-- TASK PROMPT --
Would you please restate all of the entries exactly, apart from the pictures?

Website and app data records
···

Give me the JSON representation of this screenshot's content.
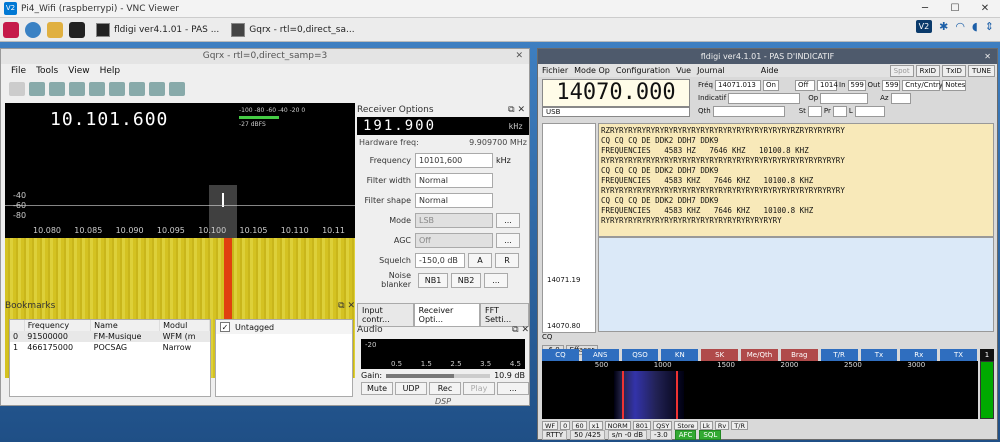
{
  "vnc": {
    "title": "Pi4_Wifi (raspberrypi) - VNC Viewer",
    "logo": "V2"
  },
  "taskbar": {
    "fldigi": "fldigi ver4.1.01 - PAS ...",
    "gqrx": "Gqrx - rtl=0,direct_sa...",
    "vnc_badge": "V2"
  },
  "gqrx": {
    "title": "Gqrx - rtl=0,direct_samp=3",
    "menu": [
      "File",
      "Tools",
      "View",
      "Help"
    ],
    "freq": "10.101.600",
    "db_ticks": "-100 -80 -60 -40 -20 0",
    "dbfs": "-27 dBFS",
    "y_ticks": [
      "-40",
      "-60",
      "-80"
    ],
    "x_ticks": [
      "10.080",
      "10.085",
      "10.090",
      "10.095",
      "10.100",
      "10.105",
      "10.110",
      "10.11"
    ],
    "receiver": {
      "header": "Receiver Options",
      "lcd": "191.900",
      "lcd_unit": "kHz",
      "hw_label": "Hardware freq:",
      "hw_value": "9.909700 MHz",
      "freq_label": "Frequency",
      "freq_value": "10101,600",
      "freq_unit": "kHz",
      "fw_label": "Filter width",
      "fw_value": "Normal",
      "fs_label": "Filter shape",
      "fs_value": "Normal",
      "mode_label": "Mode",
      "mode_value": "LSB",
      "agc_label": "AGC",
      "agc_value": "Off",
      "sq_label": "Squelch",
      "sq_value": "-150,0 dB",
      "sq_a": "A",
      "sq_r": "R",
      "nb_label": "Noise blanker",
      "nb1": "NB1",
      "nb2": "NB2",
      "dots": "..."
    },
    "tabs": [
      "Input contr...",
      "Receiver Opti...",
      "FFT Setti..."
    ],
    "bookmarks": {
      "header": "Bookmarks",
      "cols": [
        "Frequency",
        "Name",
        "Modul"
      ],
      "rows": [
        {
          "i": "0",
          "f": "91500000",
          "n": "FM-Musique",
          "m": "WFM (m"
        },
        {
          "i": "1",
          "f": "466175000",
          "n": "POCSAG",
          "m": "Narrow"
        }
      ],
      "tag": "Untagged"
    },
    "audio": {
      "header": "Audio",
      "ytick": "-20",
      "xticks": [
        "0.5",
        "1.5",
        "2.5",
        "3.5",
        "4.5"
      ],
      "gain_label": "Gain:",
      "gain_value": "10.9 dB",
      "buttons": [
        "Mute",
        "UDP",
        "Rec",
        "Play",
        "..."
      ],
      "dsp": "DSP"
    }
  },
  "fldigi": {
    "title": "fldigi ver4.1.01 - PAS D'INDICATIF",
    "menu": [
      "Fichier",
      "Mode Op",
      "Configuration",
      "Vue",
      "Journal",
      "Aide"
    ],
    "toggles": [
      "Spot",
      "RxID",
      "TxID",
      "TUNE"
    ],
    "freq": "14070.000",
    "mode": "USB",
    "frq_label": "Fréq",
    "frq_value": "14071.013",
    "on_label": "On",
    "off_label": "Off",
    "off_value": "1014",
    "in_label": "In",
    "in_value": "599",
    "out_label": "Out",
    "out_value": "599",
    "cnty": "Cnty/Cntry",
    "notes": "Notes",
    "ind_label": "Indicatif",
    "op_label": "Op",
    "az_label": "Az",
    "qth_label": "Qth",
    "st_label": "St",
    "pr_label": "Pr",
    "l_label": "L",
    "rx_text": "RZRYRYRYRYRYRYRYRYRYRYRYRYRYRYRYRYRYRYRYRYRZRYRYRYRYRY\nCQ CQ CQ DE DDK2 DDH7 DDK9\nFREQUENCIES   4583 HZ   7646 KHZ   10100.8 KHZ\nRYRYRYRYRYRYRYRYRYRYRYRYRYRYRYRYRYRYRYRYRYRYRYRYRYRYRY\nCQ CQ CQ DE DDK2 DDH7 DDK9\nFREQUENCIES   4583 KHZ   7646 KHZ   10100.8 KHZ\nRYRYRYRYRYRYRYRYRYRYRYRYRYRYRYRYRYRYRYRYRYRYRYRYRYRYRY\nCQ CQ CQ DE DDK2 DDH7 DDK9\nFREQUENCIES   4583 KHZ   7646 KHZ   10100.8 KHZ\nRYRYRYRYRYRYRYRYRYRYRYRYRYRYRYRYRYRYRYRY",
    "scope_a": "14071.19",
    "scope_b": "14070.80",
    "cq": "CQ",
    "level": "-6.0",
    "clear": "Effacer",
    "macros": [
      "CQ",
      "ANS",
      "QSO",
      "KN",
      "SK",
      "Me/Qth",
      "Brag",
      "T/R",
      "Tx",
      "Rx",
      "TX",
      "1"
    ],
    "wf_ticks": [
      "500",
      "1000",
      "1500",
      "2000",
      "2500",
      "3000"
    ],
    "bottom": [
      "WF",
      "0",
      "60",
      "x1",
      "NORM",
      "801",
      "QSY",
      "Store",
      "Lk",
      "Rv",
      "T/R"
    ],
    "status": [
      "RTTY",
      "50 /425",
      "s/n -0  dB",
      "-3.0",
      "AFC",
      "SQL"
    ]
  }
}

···

-- PROBLEM SOLUTION --
Give me the JSON representation of this screenshot's content.
{
  "vnc": {
    "title": "Pi4_Wifi (raspberrypi) - VNC Viewer",
    "logo": "V2"
  },
  "taskbar": {
    "fldigi": "fldigi ver4.1.01 - PAS ...",
    "gqrx": "Gqrx - rtl=0,direct_sa...",
    "vnc_badge": "V2"
  },
  "gqrx": {
    "title": "Gqrx - rtl=0,direct_samp=3",
    "menu": [
      "File",
      "Tools",
      "View",
      "Help"
    ],
    "freq": "10.101.600",
    "db_ticks": "-100 -80 -60 -40 -20 0",
    "dbfs": "-27 dBFS",
    "y_ticks": [
      "-40",
      "-60",
      "-80"
    ],
    "x_ticks": [
      "10.080",
      "10.085",
      "10.090",
      "10.095",
      "10.100",
      "10.105",
      "10.110",
      "10.11"
    ],
    "receiver": {
      "header": "Receiver Options",
      "lcd": "191.900",
      "lcd_unit": "kHz",
      "hw_label": "Hardware freq:",
      "hw_value": "9.909700 MHz",
      "freq_label": "Frequency",
      "freq_value": "10101,600",
      "freq_unit": "kHz",
      "fw_label": "Filter width",
      "fw_value": "Normal",
      "fs_label": "Filter shape",
      "fs_value": "Normal",
      "mode_label": "Mode",
      "mode_value": "LSB",
      "agc_label": "AGC",
      "agc_value": "Off",
      "sq_label": "Squelch",
      "sq_value": "-150,0 dB",
      "sq_a": "A",
      "sq_r": "R",
      "nb_label": "Noise blanker",
      "nb1": "NB1",
      "nb2": "NB2",
      "dots": "..."
    },
    "tabs": [
      "Input contr...",
      "Receiver Opti...",
      "FFT Setti..."
    ],
    "bookmarks": {
      "header": "Bookmarks",
      "cols": [
        "Frequency",
        "Name",
        "Modul"
      ],
      "rows": [
        {
          "i": "0",
          "f": "91500000",
          "n": "FM-Musique",
          "m": "WFM (m"
        },
        {
          "i": "1",
          "f": "466175000",
          "n": "POCSAG",
          "m": "Narrow"
        }
      ],
      "tag": "Untagged"
    },
    "audio": {
      "header": "Audio",
      "ytick": "-20",
      "xticks": [
        "0.5",
        "1.5",
        "2.5",
        "3.5",
        "4.5"
      ],
      "gain_label": "Gain:",
      "gain_value": "10.9 dB",
      "buttons": [
        "Mute",
        "UDP",
        "Rec",
        "Play",
        "..."
      ],
      "dsp": "DSP"
    }
  },
  "fldigi": {
    "title": "fldigi ver4.1.01 - PAS D'INDICATIF",
    "menu": [
      "Fichier",
      "Mode Op",
      "Configuration",
      "Vue",
      "Journal",
      "Aide"
    ],
    "toggles": [
      "Spot",
      "RxID",
      "TxID",
      "TUNE"
    ],
    "freq": "14070.000",
    "mode": "USB",
    "frq_label": "Fréq",
    "frq_value": "14071.013",
    "on_label": "On",
    "off_label": "Off",
    "off_value": "1014",
    "in_label": "In",
    "in_value": "599",
    "out_label": "Out",
    "out_value": "599",
    "cnty": "Cnty/Cntry",
    "notes": "Notes",
    "ind_label": "Indicatif",
    "op_label": "Op",
    "az_label": "Az",
    "qth_label": "Qth",
    "st_label": "St",
    "pr_label": "Pr",
    "l_label": "L",
    "rx_text": "RZRYRYRYRYRYRYRYRYRYRYRYRYRYRYRYRYRYRYRYRYRZRYRYRYRYRY\nCQ CQ CQ DE DDK2 DDH7 DDK9\nFREQUENCIES   4583 HZ   7646 KHZ   10100.8 KHZ\nRYRYRYRYRYRYRYRYRYRYRYRYRYRYRYRYRYRYRYRYRYRYRYRYRYRYRY\nCQ CQ CQ DE DDK2 DDH7 DDK9\nFREQUENCIES   4583 KHZ   7646 KHZ   10100.8 KHZ\nRYRYRYRYRYRYRYRYRYRYRYRYRYRYRYRYRYRYRYRYRYRYRYRYRYRYRY\nCQ CQ CQ DE DDK2 DDH7 DDK9\nFREQUENCIES   4583 KHZ   7646 KHZ   10100.8 KHZ\nRYRYRYRYRYRYRYRYRYRYRYRYRYRYRYRYRYRYRYRY",
    "scope_a": "14071.19",
    "scope_b": "14070.80",
    "cq": "CQ",
    "level": "-6.0",
    "clear": "Effacer",
    "macros": [
      "CQ",
      "ANS",
      "QSO",
      "KN",
      "SK",
      "Me/Qth",
      "Brag",
      "T/R",
      "Tx",
      "Rx",
      "TX",
      "1"
    ],
    "wf_ticks": [
      "500",
      "1000",
      "1500",
      "2000",
      "2500",
      "3000"
    ],
    "bottom": [
      "WF",
      "0",
      "60",
      "x1",
      "NORM",
      "801",
      "QSY",
      "Store",
      "Lk",
      "Rv",
      "T/R"
    ],
    "status": [
      "RTTY",
      "50 /425",
      "s/n -0  dB",
      "-3.0",
      "AFC",
      "SQL"
    ]
  }
}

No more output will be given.